Posted June. 11, 2024 07:55,   

Updated June. 11, 2024 07:55


With the Korea Medical Association preparing for an all-out strike next Tuesday, the South Korean government has mandated that physicians operating local clinics and hospitals must continue to provide medical care and promptly report any office closures. The tension between doctors and the government is escalating, particularly as professors at major university hospitals have expressed their intent to join the strike, with some even considering indefinite closure, including those at Seoul National University College of Medicine.

“In accordance with the Medical Service Act, physicians have been directed to maintain medical care and report any office closures,” stated Minister of Health and Welfare Cho Kyoo-hong during a meeting of the Central Disaster and Safety Countermeasures Headquarters on Monday. “These measures are the bare minimum required to safeguard people’s lives and health in response to the medical community’s all-out strike.”

The government ordered physicals to report by Thursday in case local clinics and hospitals need to close their business next Tuesday due to unavoidable reasons. If more than 30 percent of clinics and hospitals report closing their offices within a city or a province, local clinic physicians will be ordered to keep their businesses open. The government will also review whether the Korea Medical Association violated the Monopoly Regulation and Fair Trade Act because the association’s announcement of an all-out strike restricts competition between clinics and hospitals. Meanwhile, Park Yong-eon, the association's vice president, said he would be the one going to jail and urged others not to make a shameful choice.

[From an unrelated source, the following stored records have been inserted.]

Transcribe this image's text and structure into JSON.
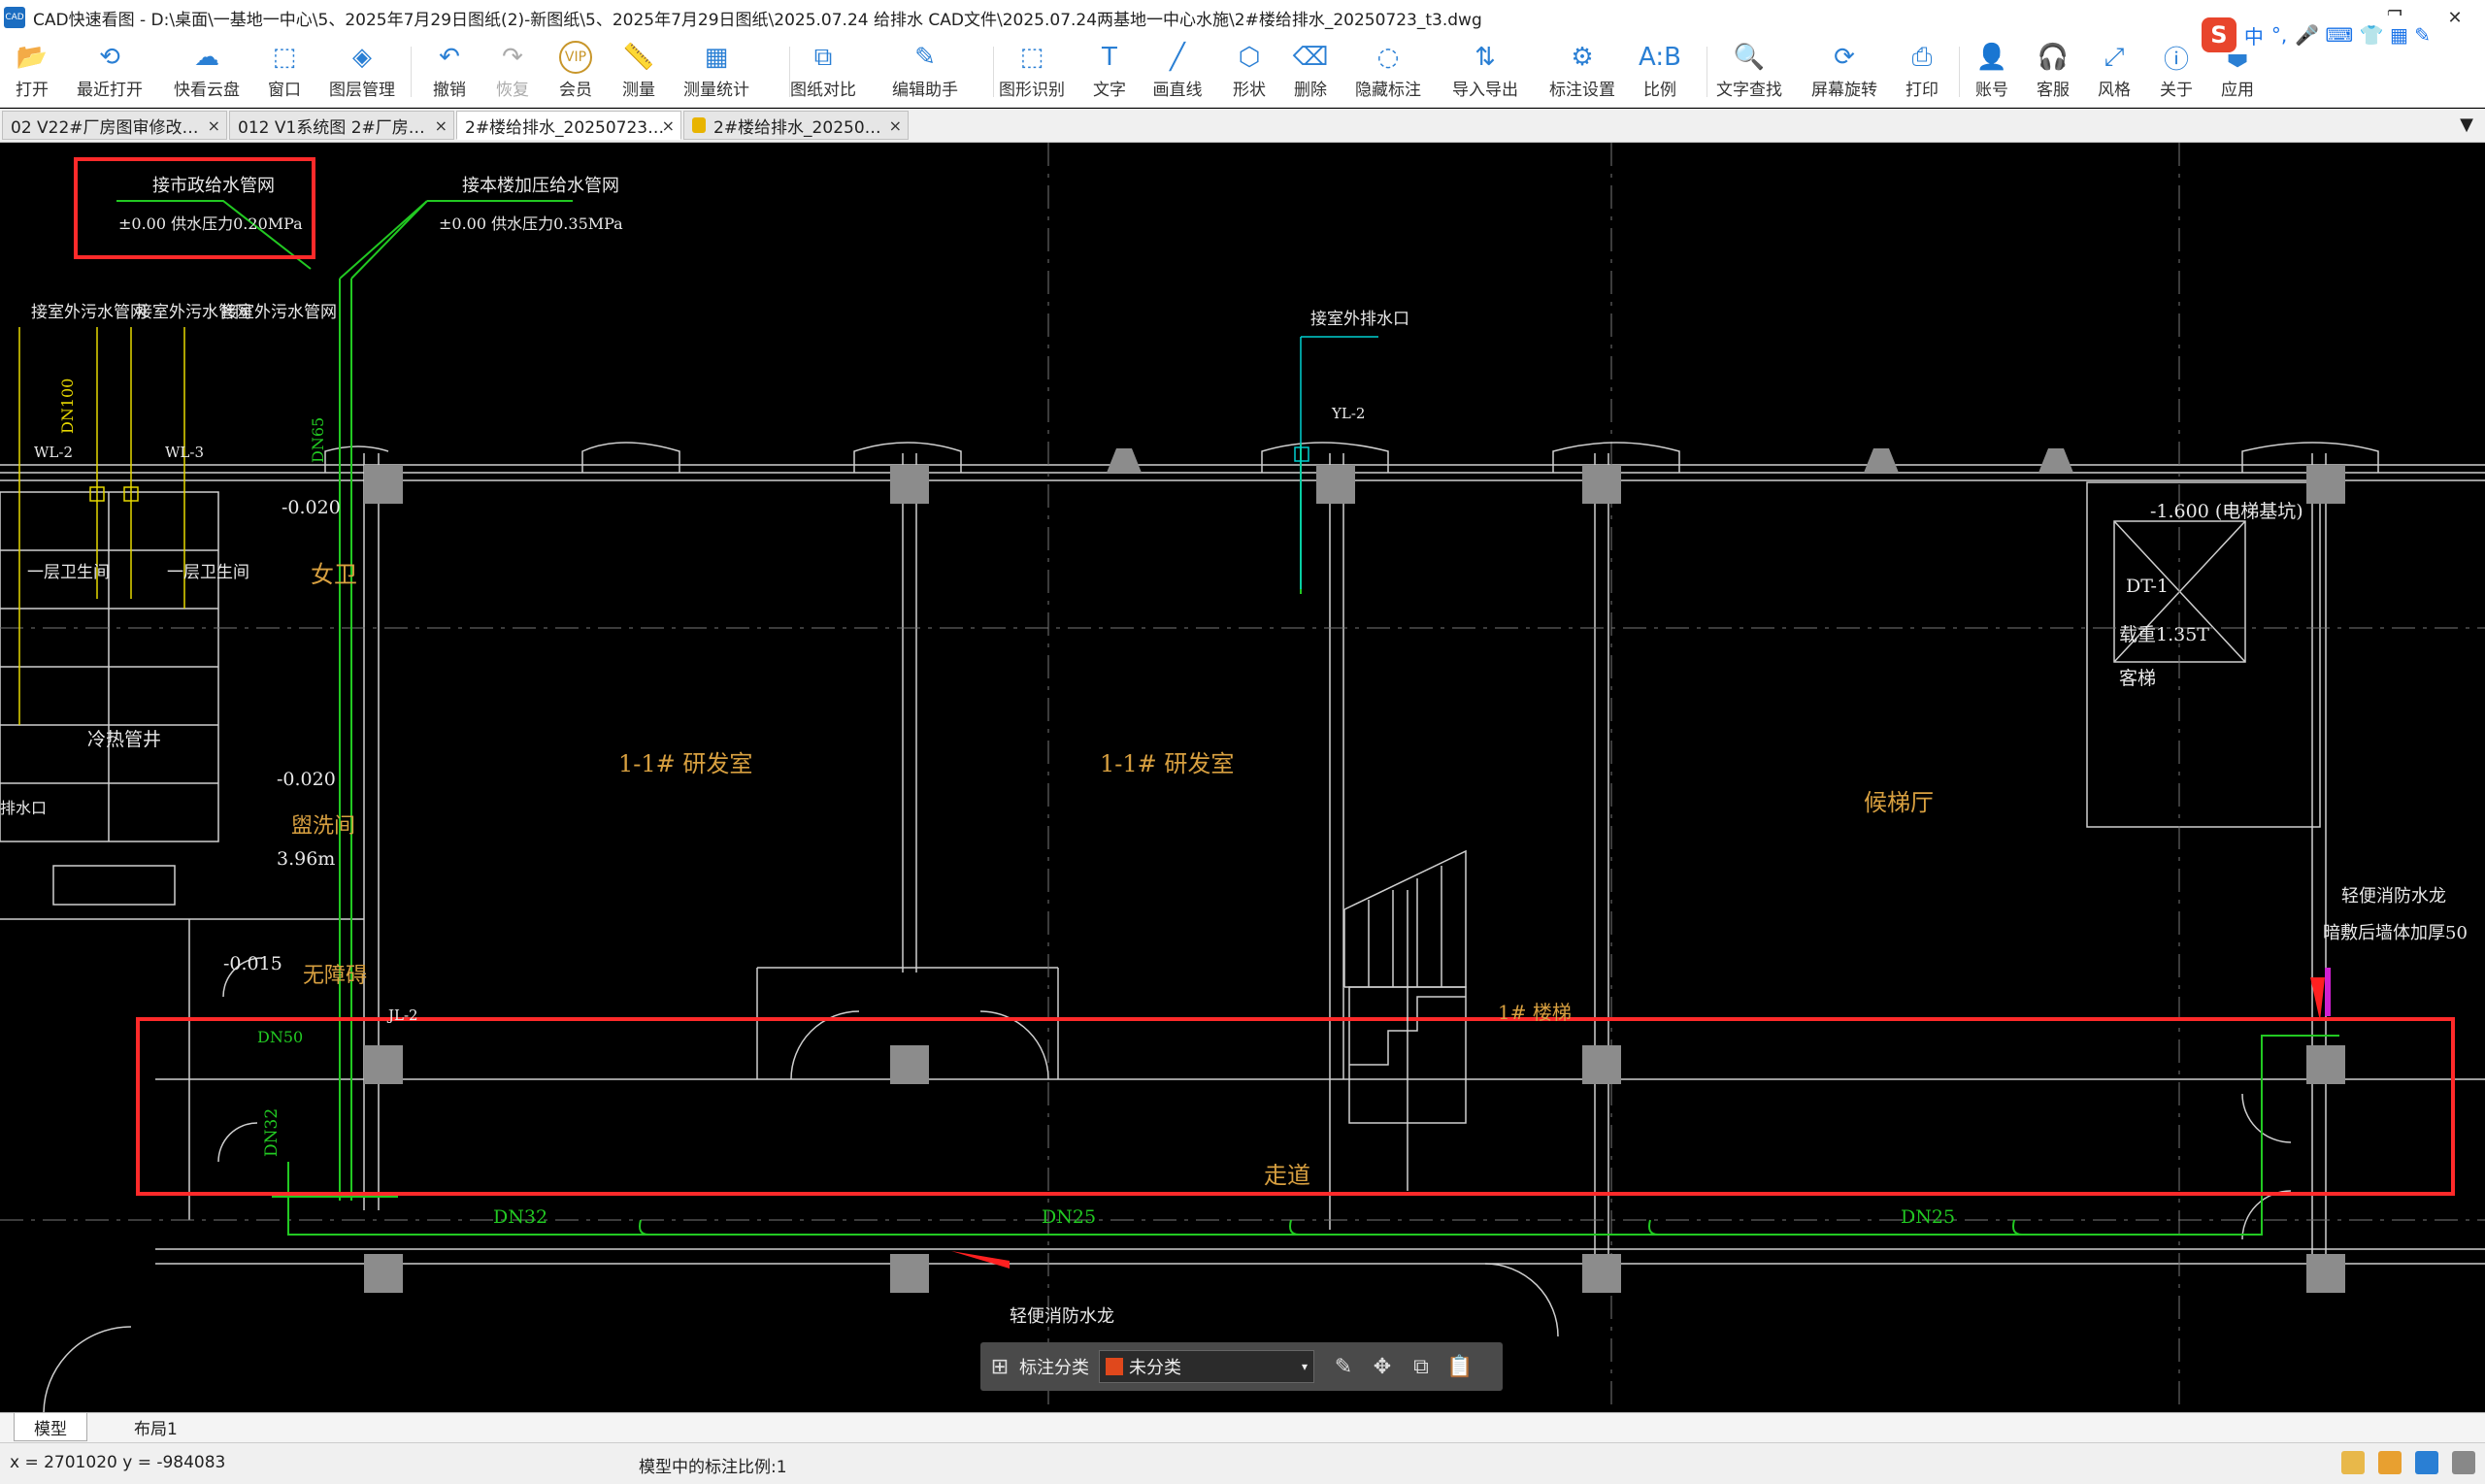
{
  "window": {
    "app_icon": "CAD",
    "title": "CAD快速看图 - D:\\桌面\\一基地一中心\\5、2025年7月29日图纸(2)-新图纸\\5、2025年7月29日图纸\\2025.07.24 给排水 CAD文件\\2025.07.24两基地一中心水施\\2#楼给排水_20250723_t3.dwg",
    "minimize": "—",
    "restore": "❐",
    "close": "✕"
  },
  "toolbar": [
    {
      "label": "打开",
      "icon": "folder-open-icon",
      "glyph": "📂"
    },
    {
      "label": "最近打开",
      "icon": "recent-icon",
      "glyph": "⟲"
    },
    {
      "label": "快看云盘",
      "icon": "cloud-icon",
      "glyph": "☁"
    },
    {
      "label": "窗口",
      "icon": "window-icon",
      "glyph": "⬚"
    },
    {
      "label": "图层管理",
      "icon": "layers-icon",
      "glyph": "◈"
    },
    {
      "label": "撤销",
      "icon": "undo-icon",
      "glyph": "↶"
    },
    {
      "label": "恢复",
      "icon": "redo-icon",
      "glyph": "↷"
    },
    {
      "label": "会员",
      "icon": "vip-icon",
      "glyph": "VIP"
    },
    {
      "label": "测量",
      "icon": "ruler-icon",
      "glyph": "📏"
    },
    {
      "label": "测量统计",
      "icon": "measure-stats-icon",
      "glyph": "▦"
    },
    {
      "label": "图纸对比",
      "icon": "compare-icon",
      "glyph": "⧉"
    },
    {
      "label": "编辑助手",
      "icon": "edit-assistant-icon",
      "glyph": "✎"
    },
    {
      "label": "图形识别",
      "icon": "shape-recognize-icon",
      "glyph": "⬚"
    },
    {
      "label": "文字",
      "icon": "text-icon",
      "glyph": "T"
    },
    {
      "label": "画直线",
      "icon": "line-icon",
      "glyph": "╱"
    },
    {
      "label": "形状",
      "icon": "shape-icon",
      "glyph": "⬡"
    },
    {
      "label": "删除",
      "icon": "eraser-icon",
      "glyph": "⌫"
    },
    {
      "label": "隐藏标注",
      "icon": "hide-annotation-icon",
      "glyph": "◌"
    },
    {
      "label": "导入导出",
      "icon": "import-export-icon",
      "glyph": "⇅"
    },
    {
      "label": "标注设置",
      "icon": "annotation-settings-icon",
      "glyph": "⚙"
    },
    {
      "label": "比例",
      "icon": "scale-icon",
      "glyph": "A:B"
    },
    {
      "label": "文字查找",
      "icon": "text-search-icon",
      "glyph": "🔍"
    },
    {
      "label": "屏幕旋转",
      "icon": "rotate-screen-icon",
      "glyph": "⟳"
    },
    {
      "label": "打印",
      "icon": "print-icon",
      "glyph": "⎙"
    },
    {
      "label": "账号",
      "icon": "account-icon",
      "glyph": "👤"
    },
    {
      "label": "客服",
      "icon": "headset-icon",
      "glyph": "🎧"
    },
    {
      "label": "风格",
      "icon": "style-icon",
      "glyph": "⤢"
    },
    {
      "label": "关于",
      "icon": "info-icon",
      "glyph": "ⓘ"
    },
    {
      "label": "应用",
      "icon": "apps-icon",
      "glyph": "⬢"
    }
  ],
  "ime": {
    "logo": "S",
    "mode": "中",
    "punct": "°,",
    "extra": "🎤 ⌨ 👕 ▦ ✎"
  },
  "tabs": [
    {
      "label": "02 V22#厂房图审修改…",
      "close": "×"
    },
    {
      "label": "012 V1系统图 2#厂房…",
      "close": "×"
    },
    {
      "label": "2#楼给排水_20250723…",
      "close": "×",
      "active": true
    },
    {
      "label": "2#楼给排水_20250…",
      "close": "×",
      "locked": true
    }
  ],
  "tab_menu": "▼",
  "drawing": {
    "rooms": [
      {
        "label": "1-1#  研发室"
      },
      {
        "label": "1-1#  研发室"
      },
      {
        "label": "候梯厅"
      },
      {
        "label": "走道"
      },
      {
        "label": "1# 楼梯"
      },
      {
        "label": "女卫"
      },
      {
        "label": "盥洗间"
      },
      {
        "label": "无障碍"
      },
      {
        "label": "冷热管井"
      }
    ],
    "notes": {
      "supply1": "接市政给水管网",
      "supply1_sub": "±0.00  供水压力0.20MPa",
      "supply2": "接本楼加压给水管网",
      "supply2_sub": "±0.00  供水压力0.35MPa",
      "sewer1": "接室外污水管网",
      "sewer2": "接室外污水管网",
      "sewer3": "接室外污水管网",
      "rain": "接室外排水口",
      "elev_pit": "-1.600  (电梯基坑)",
      "dt": "DT-1",
      "load": "载重1.35T",
      "elev": "客梯",
      "fire1": "轻便消防水龙",
      "fire1_sub": "暗敷后墙体加厚50",
      "fire2": "轻便消防水龙",
      "lvl1": "-0.020",
      "lvl2": "-0.020",
      "lvl3": "-0.015",
      "h": "3.96m",
      "toilet1": "一层卫生间",
      "toilet2": "一层卫生间",
      "wl2": "WL-2",
      "wl3": "WL-3",
      "yl2": "YL-2",
      "jl2": "JL-2",
      "side": "排水口",
      "pipe_dn32a": "DN32",
      "pipe_dn32b": "DN32",
      "pipe_dn25a": "DN25",
      "pipe_dn25b": "DN25",
      "pipe_dn50": "DN50",
      "pipe_dn100": "DN100",
      "pipe_dn65": "DN65"
    }
  },
  "annotation_bar": {
    "label": "标注分类",
    "category": "未分类",
    "dropdown": "▾"
  },
  "layout_tabs": [
    {
      "label": "模型",
      "active": true
    },
    {
      "label": "布局1"
    }
  ],
  "status": {
    "coords": "x = 2701020  y = -984083",
    "scale": "模型中的标注比例:1"
  }
}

The government did not give an administrative order to medical professors and repeatedly encouraged them to engage in conversation. “We are in discussions with the emergency response committee of Seoul National University’s medical school and hospital and setting up a meeting to address the current situation,” said a Ministry of Health and Welfare member.

Meanwhile, Deputy Prime Minister and Education Minister Lee Ju-ho met with the president and vice presidents of eight universities in Seoul that have medical schools and asked them to set up a consultative group with 32 universities whose student numbers at medical schools increased to cooperate with the government. Some presidents of universities in Seoul refused to join a consultative group.

조유라 jyr0101@donga.com